**Aim of the task:** Nothing should differ between your output and the entries below.

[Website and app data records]
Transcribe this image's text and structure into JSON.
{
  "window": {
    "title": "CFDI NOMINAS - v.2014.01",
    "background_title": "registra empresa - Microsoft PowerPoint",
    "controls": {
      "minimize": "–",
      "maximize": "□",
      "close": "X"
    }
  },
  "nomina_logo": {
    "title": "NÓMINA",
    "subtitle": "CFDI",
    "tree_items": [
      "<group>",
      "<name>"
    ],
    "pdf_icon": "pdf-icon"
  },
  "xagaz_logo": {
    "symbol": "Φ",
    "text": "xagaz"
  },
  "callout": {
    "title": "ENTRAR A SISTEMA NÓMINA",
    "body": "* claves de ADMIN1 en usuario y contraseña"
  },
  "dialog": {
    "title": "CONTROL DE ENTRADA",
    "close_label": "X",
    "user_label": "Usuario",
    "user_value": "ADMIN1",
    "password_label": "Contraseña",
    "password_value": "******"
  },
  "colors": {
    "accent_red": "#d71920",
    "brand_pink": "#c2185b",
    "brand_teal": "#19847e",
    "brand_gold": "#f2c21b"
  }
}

**Written solution:**
Transcribe this image's text and structure into JSON.
{
  "window": {
    "title": "CFDI NOMINAS - v.2014.01",
    "background_title": "registra empresa - Microsoft PowerPoint",
    "controls": {
      "minimize": "–",
      "maximize": "□",
      "close": "X"
    }
  },
  "nomina_logo": {
    "title": "NÓMINA",
    "subtitle": "CFDI",
    "tree_items": [
      "<group>",
      "<name>"
    ],
    "pdf_icon": "pdf-icon"
  },
  "xagaz_logo": {
    "symbol": "Φ",
    "text": "xagaz"
  },
  "callout": {
    "title": "ENTRAR A SISTEMA NÓMINA",
    "body": "* claves de ADMIN1 en usuario y contraseña"
  },
  "dialog": {
    "title": "CONTROL DE ENTRADA",
    "close_label": "X",
    "user_label": "Usuario",
    "user_value": "ADMIN1",
    "password_label": "Contraseña",
    "password_value": "******"
  },
  "colors": {
    "accent_red": "#d71920",
    "brand_pink": "#c2185b",
    "brand_teal": "#19847e",
    "brand_gold": "#f2c21b"
  }
}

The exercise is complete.